Aerial view of Rome's Fiumicino airport

Aerial view of Rome's Fiumicino airport

commons.wikimedia.org

Hygiene rankings  

Rome's Fiumicino Airport has become the first in the world to earn "the COVID-19 5-Star Airport Rating" from Skytrax, an international airline and airport review and ranking site, Italian daily La Repubblica reports. Skytrax, which publishes a yearly annual ranking of the world's best airports and issues the World Airport Awards, this year created a second list to specifically call out airports with the best health and hygiene standards.

Smoother check-in

​The pandemic has also accelerated the shift towards contactless traveling, with more airports harnessing the power of biometrics — such as facial recognition or fever screening — to reduce touchpoints and human contact. Similar technology can also be used to more efficiently scan physical objects, such as explosive detection. Ultimately, passengers will be able to "check-in" and go through a security screening anywhere at the airports, removing queues and bottlenecks.

Data privacy issues

​However, as pointed out in Canadian publication The Lawyer's Daily, increased use of AI and biometrics also means increased privacy concerns. For example, health and hygiene measures like digital vaccine passports also mean that airports can collect data on who has been vaccinated and the type of vaccine used.

Photo of planes at Auckland airport, New Zealand

Auckland Airport, New Zealand

Douglas Bagg

The billion-dollar question: Will we fly less?

At the end of the day, even with all these (mostly positive) changes that we've seen take shape over the past 18 months, the industry faces major uncertainty about whether air travel will ever return to the pre-COVID levels. Not only are people wary about being in crowded and closed airplanes, but the worth of long-distance business travel in particular is being questioned as many have seen that meetings can function remotely, via Zoom and other online apps.

Trying to forecast the future, experts point to the years following the 9/11 terrorist attacks as at least a partial blueprint for what a recovery might look like in the years ahead. Twenty years ago, as passenger enthusiasm for flying waned amid security fears following the attacks, airlines were forced to cancel flights and put planes into storage.
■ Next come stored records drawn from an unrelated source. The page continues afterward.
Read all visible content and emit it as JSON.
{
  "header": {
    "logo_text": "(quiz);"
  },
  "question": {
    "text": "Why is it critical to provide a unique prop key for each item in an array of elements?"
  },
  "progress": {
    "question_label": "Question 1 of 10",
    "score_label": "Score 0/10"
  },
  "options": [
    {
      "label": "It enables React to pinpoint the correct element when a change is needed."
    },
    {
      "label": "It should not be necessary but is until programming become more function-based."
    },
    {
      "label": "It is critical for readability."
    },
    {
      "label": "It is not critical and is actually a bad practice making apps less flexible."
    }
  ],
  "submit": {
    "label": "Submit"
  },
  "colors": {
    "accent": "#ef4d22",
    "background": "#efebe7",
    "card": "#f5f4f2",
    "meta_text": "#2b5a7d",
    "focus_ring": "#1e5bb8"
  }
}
40% of Swedes intend to travel less

According to McKinsey, leisure trips and visits to family and friends rebounded faster than business flights, which took four years to return to pre-crisis levels in the UK. This time too, business travel is expected to lag, with the consulting firm estimating only 80% recovery of pre-pandemic levels by 2024.

But the COVID-19 crisis also came at a time when passengers were already rethinking their travel habits due to climate concerns, while worldwide lockdowns have ushered in a new era of remote working. In Sweden, a survey by the country's largest research company shows that 40% of the population intend to travel less even after the pandemic ends. Similarly in the UK, nearly 60% of adults said during the spring they intended to fly less after being vaccinated against COVID-19 — with climate change cited as a top reason for people wanting to reduce their number of flights, according to research by the University of Bristol.

At the same time, major companies are increasingly forced to face the music of the environmental movement, with several corporations rolling out climate targets over the last few years. Today, five of the 10 biggest buyers of corporate air travel in the US are technology companies: Amazon, IBM, Google, Apple and Microsoft, according to Taipei Times, all of which have set individual targets for environmental stewardship. As such, the era of flying across the Atlantic for a two-hour executive meeting is likely in its dying days.

Keep up with the world. Break out of the bubble.
Sign up to our expressly international daily newsletter!
THE LATEST
FOCUS
TRENDING TOPICS
MOST READ